PROBLEM DESCRIPTION:
Print the listing below again from the line that contains "Read all visible content and emit it as JSON." onward, keeping every line exact and leaving out the lines before it.

DATA RECORDS:

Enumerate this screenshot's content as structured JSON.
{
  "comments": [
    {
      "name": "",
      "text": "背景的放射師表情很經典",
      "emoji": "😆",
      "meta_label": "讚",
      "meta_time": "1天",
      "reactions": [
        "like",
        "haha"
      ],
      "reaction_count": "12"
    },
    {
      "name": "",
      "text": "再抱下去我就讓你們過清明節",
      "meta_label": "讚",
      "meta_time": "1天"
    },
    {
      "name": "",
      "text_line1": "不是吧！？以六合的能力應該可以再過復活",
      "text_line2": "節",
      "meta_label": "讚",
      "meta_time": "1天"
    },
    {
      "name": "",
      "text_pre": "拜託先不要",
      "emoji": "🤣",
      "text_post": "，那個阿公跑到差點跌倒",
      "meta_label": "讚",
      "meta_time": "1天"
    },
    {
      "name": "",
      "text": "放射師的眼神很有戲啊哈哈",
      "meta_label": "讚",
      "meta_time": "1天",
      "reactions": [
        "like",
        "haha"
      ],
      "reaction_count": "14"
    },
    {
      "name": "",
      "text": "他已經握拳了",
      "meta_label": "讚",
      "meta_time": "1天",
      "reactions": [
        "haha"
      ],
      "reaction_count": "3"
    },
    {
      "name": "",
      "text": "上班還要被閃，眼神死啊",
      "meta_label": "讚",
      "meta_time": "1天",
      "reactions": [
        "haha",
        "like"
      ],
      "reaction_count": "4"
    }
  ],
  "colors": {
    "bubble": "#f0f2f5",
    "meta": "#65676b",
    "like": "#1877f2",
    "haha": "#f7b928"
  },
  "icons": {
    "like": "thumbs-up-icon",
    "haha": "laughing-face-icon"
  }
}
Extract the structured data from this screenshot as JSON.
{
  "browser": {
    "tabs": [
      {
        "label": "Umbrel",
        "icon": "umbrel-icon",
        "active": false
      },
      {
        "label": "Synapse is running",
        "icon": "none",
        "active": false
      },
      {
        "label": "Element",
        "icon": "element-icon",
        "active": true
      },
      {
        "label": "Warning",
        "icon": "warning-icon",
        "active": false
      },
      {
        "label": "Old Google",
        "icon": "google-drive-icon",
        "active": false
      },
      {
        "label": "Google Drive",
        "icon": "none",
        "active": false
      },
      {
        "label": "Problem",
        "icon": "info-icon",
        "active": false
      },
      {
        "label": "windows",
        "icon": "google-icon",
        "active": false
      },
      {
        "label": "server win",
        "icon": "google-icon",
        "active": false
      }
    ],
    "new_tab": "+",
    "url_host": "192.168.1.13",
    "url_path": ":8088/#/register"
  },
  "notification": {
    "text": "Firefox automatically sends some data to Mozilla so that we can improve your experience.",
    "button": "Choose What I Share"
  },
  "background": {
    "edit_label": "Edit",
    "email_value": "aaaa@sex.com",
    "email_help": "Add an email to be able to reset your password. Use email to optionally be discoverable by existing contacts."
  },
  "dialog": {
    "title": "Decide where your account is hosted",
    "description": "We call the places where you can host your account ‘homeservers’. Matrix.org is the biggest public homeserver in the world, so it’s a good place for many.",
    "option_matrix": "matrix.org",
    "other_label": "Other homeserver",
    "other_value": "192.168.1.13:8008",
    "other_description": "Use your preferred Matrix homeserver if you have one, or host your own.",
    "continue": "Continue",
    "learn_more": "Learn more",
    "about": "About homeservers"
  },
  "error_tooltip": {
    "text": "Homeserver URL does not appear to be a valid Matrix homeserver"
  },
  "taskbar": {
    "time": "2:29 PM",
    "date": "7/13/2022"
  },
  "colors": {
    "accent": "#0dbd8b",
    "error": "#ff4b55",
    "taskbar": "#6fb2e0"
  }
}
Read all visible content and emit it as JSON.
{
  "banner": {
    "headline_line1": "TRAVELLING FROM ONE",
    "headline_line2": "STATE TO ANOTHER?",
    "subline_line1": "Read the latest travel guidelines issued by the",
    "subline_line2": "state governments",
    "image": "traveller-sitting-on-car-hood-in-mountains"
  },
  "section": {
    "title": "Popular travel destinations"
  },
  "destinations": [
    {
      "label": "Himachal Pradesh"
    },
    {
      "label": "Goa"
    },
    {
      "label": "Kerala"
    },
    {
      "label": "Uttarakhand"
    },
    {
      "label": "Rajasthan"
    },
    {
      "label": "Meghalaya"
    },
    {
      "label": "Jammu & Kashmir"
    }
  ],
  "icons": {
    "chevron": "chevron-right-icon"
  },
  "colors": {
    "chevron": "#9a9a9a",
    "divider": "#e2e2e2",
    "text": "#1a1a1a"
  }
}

EXERCISE RESULT:
Read all visible content and emit it as JSON.
{
  "banner": {
    "headline_line1": "TRAVELLING FROM ONE",
    "headline_line2": "STATE TO ANOTHER?",
    "subline_line1": "Read the latest travel guidelines issued by the",
    "subline_line2": "state governments",
    "image": "traveller-sitting-on-car-hood-in-mountains"
  },
  "section": {
    "title": "Popular travel destinations"
  },
  "destinations": [
    {
      "label": "Himachal Pradesh"
    },
    {
      "label": "Goa"
    },
    {
      "label": "Kerala"
    },
    {
      "label": "Uttarakhand"
    },
    {
      "label": "Rajasthan"
    },
    {
      "label": "Meghalaya"
    },
    {
      "label": "Jammu & Kashmir"
    }
  ],
  "icons": {
    "chevron": "chevron-right-icon"
  },
  "colors": {
    "chevron": "#9a9a9a",
    "divider": "#e2e2e2",
    "text": "#1a1a1a"
  }
}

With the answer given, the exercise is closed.